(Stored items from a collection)

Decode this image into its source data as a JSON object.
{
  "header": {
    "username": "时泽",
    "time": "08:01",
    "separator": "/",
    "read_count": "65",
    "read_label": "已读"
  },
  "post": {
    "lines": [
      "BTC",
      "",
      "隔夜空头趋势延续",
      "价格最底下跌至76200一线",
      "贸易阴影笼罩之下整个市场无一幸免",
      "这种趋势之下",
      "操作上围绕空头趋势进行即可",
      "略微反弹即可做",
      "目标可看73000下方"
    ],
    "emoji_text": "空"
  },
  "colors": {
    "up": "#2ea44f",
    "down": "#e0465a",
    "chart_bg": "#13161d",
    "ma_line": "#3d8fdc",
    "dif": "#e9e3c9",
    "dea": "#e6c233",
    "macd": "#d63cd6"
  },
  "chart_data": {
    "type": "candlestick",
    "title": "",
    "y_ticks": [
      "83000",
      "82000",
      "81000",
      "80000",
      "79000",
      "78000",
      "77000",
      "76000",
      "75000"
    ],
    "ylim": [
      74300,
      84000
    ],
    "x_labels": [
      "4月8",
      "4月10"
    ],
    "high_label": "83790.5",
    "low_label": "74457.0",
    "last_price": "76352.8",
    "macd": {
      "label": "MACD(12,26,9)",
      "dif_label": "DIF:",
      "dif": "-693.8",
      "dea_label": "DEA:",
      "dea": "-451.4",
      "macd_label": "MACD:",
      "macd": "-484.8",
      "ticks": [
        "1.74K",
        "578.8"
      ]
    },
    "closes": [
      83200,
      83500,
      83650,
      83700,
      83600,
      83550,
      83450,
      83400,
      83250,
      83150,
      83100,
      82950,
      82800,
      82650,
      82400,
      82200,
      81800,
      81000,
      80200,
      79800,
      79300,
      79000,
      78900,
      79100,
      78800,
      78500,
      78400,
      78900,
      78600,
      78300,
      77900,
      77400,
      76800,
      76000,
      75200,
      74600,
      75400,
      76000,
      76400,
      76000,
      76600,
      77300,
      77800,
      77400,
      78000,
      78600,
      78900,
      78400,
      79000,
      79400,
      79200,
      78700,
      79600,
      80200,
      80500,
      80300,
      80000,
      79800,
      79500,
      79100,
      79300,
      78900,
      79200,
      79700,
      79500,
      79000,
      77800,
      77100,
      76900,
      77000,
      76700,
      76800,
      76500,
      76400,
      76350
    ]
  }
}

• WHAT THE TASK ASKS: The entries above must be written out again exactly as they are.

• RESULT OF THE TASK:
Decode this image into its source data as a JSON object.
{
  "header": {
    "username": "时泽",
    "time": "08:01",
    "separator": "/",
    "read_count": "65",
    "read_label": "已读"
  },
  "post": {
    "lines": [
      "BTC",
      "",
      "隔夜空头趋势延续",
      "价格最底下跌至76200一线",
      "贸易阴影笼罩之下整个市场无一幸免",
      "这种趋势之下",
      "操作上围绕空头趋势进行即可",
      "略微反弹即可做",
      "目标可看73000下方"
    ],
    "emoji_text": "空"
  },
  "colors": {
    "up": "#2ea44f",
    "down": "#e0465a",
    "chart_bg": "#13161d",
    "ma_line": "#3d8fdc",
    "dif": "#e9e3c9",
    "dea": "#e6c233",
    "macd": "#d63cd6"
  },
  "chart_data": {
    "type": "candlestick",
    "title": "",
    "y_ticks": [
      "83000",
      "82000",
      "81000",
      "80000",
      "79000",
      "78000",
      "77000",
      "76000",
      "75000"
    ],
    "ylim": [
      74300,
      84000
    ],
    "x_labels": [
      "4月8",
      "4月10"
    ],
    "high_label": "83790.5",
    "low_label": "74457.0",
    "last_price": "76352.8",
    "macd": {
      "label": "MACD(12,26,9)",
      "dif_label": "DIF:",
      "dif": "-693.8",
      "dea_label": "DEA:",
      "dea": "-451.4",
      "macd_label": "MACD:",
      "macd": "-484.8",
      "ticks": [
        "1.74K",
        "578.8"
      ]
    },
    "closes": [
      83200,
      83500,
      83650,
      83700,
      83600,
      83550,
      83450,
      83400,
      83250,
      83150,
      83100,
      82950,
      82800,
      82650,
      82400,
      82200,
      81800,
      81000,
      80200,
      79800,
      79300,
      79000,
      78900,
      79100,
      78800,
      78500,
      78400,
      78900,
      78600,
      78300,
      77900,
      77400,
      76800,
      76000,
      75200,
      74600,
      75400,
      76000,
      76400,
      76000,
      76600,
      77300,
      77800,
      77400,
      78000,
      78600,
      78900,
      78400,
      79000,
      79400,
      79200,
      78700,
      79600,
      80200,
      80500,
      80300,
      80000,
      79800,
      79500,
      79100,
      79300,
      78900,
      79200,
      79700,
      79500,
      79000,
      77800,
      77100,
      76900,
      77000,
      76700,
      76800,
      76500,
      76400,
      76350
    ]
  }
}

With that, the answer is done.